When I went vegan years ago, agave nectar was one of the first things on my shopping list. It’s commonly used as a vegan substitute for honey – you can substitute it in recipes that call for honey 1:1. It’s also been touted as a healthy natural sweetener that doesn’t affect blood sugar levels in the same way as conventional sugar.
[social_buttons]Agave nectar has come under some fire lately, and a recent report from The Weston A. Price Foundation basically says that it’s as bad for our bodies as high fructose corn syrup (HFCS).
The report says that:
agave “nectar” and HFCS “are indeed made the same way, using a highly chemical process with genetically modified enzymes. They are also using caustic acids, clarifiers, filtration chemicals and so forth in the conversion of agave starches.” The result is a high level of highly refined fructose in the remaining syrup, along with some remaining inulin.
They also debunk the claims about its effects on blood sugar levels. They’re saying that fructose content has a point of diminishing returns and that agave nectar goes way beyond that point.
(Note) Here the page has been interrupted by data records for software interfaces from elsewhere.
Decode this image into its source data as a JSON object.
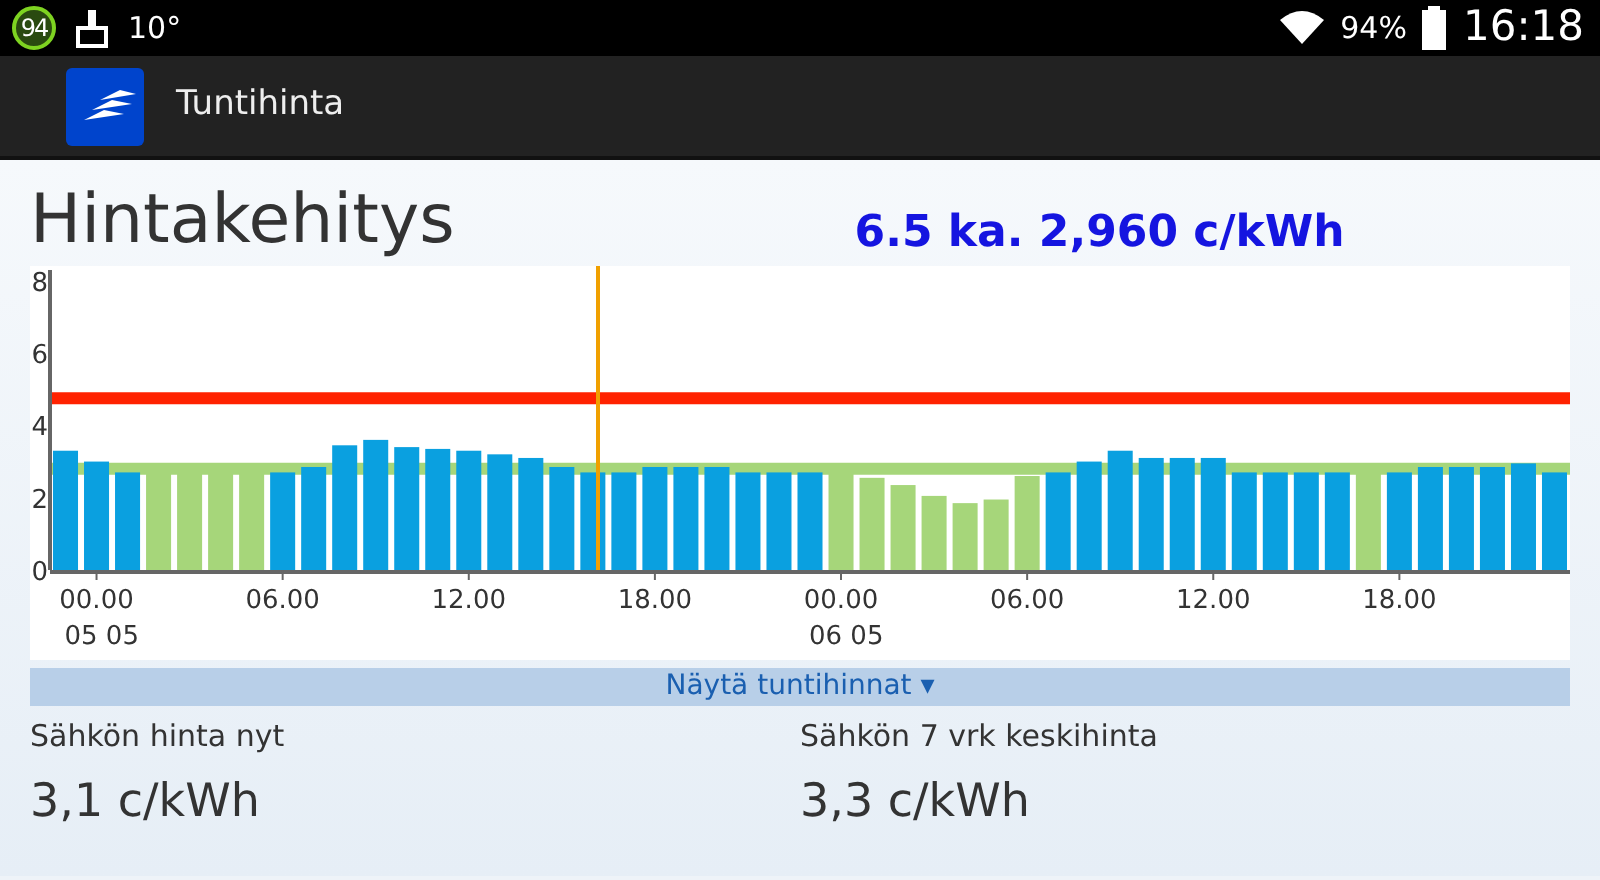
{
  "status_bar": {
    "badge": "94",
    "temperature": "10°",
    "battery": "94%",
    "time": "16:18"
  },
  "app_bar": {
    "title": "Tuntihinta"
  },
  "heading": "Hintakehitys",
  "summary": "6.5 ka. 2,960 c/kWh",
  "chart": {
    "chart_data": {
      "type": "bar",
      "stacked": true,
      "categories": [
        null,
        "00.00",
        null,
        null,
        null,
        null,
        null,
        "06.00",
        null,
        null,
        null,
        null,
        null,
        "12.00",
        null,
        null,
        null,
        null,
        null,
        "18.00",
        null,
        null,
        null,
        null,
        null,
        "00.00",
        null,
        null,
        null,
        null,
        null,
        "06.00",
        null,
        null,
        null,
        null,
        null,
        "12.00",
        null,
        null,
        null,
        null,
        null,
        "18.00",
        null,
        null,
        null,
        null,
        null
      ],
      "series": [
        {
          "color": "#0aa0e0",
          "values": [
            3.3,
            3.0,
            2.7,
            null,
            null,
            null,
            null,
            2.7,
            2.85,
            3.45,
            3.6,
            3.4,
            3.35,
            3.3,
            3.2,
            3.1,
            2.85,
            2.7,
            2.7,
            2.85,
            2.85,
            2.85,
            2.7,
            2.7,
            2.7,
            null,
            null,
            null,
            null,
            null,
            null,
            null,
            2.7,
            3.0,
            3.3,
            3.1,
            3.1,
            3.1,
            2.7,
            2.7,
            2.7,
            2.7,
            null,
            2.7,
            2.85,
            2.85,
            2.85,
            2.95,
            2.7
          ]
        },
        {
          "color": "#a6d67a",
          "values": [
            null,
            null,
            null,
            2.7,
            2.7,
            2.7,
            2.7,
            null,
            null,
            null,
            null,
            null,
            null,
            null,
            null,
            null,
            null,
            null,
            null,
            null,
            null,
            null,
            null,
            null,
            null,
            2.7,
            2.55,
            2.35,
            2.05,
            1.85,
            1.95,
            2.6,
            null,
            null,
            null,
            null,
            null,
            null,
            null,
            null,
            null,
            null,
            2.7,
            null,
            null,
            null,
            null,
            null,
            null
          ]
        }
      ],
      "ylim": [
        0,
        8.3
      ],
      "yticks": [
        0,
        2,
        4,
        6,
        8
      ],
      "ref_lines": [
        {
          "axis": "y",
          "value": 4.75,
          "color": "#ff2200"
        },
        {
          "axis": "y",
          "value": 2.8,
          "color": "#a6d67a"
        }
      ]
    },
    "date_labels": [
      "05 05",
      "06 05"
    ]
  },
  "toggle": {
    "label": "Näytä tuntihinnat",
    "caret": "▾"
  },
  "stats": [
    {
      "label": "Sähkön hinta nyt",
      "value": "3,1 c/kWh"
    },
    {
      "label": "Sähkön 7 vrk keskihinta",
      "value": "3,3 c/kWh"
    }
  ]
}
There’s a lot of conflicting information out there about this. An article from Natural News seems to support those claims about fructose, but then the LA times spoke to Roger Clemens, a professor at USC and spokesman for the Institute of Food Technologists about fructose in agave nectar. From what he said, it sounds like the amount of fructose can vary a lot depending on how it’s processed.
The Weston A. Price article goes on to slam agave nectar because of its saponin content, citing that saponin causes all manner of undesirable symptoms, from diarrhea to miscarriage. The report says, “At the very least, agave products should carry a warning label indicating that the product may cause a miscarriage.”
Opinions about saponins seem to vary depending on who you ask, too. Saponins are present in other foods, like alfalfa and many varieties of beans, which carry no such warning label.
They also say in the article that agave nectar is not a raw food, which is just flat out untrue. Agave nectar is not always raw, but it can be. While some manufacturers process agave using high heat, you can find raw agave processed with enzymes instead of heat. Many sorts of agave are processed using low heat, below the 118F threshold which is the limit for food to be considered raw.
Before we purge agave nectar from our cabinets, it’s important to consider the source of this information.
A comment on a Re-Nest article about the topic mentioned that the Weston A. Price Foundation is “widely criticized” and even called them “anti-vegan, anti-vegetarian and very pro-dairy.” A little Googling did turn up a few articles to support this comment. The site Disease Proof rails on the Foundation for “advocating a meat, butter, and raw milk-centered diet,” among other things. Veg Source has some not-so-nice things to say about them, too. Heck, their own site talks about their “emphasis on animal foods as essential for health.”
All of that said, agave nectar doesn’t strike me as terribly healthy. At its heart it’s a sugar, and as Dr. Robert Lustig would tell us, sugar is hazardous to our health in pretty much any form. Agave nectar isn’t health food, but I don’t think it’s the poison Weston A. Price Foundation makes it out to be, either.
So, I’m going to be keeping my bottle of agave nectar in the pantry for when I want to make truffles or sweeten my tea and practice moderation. What about you?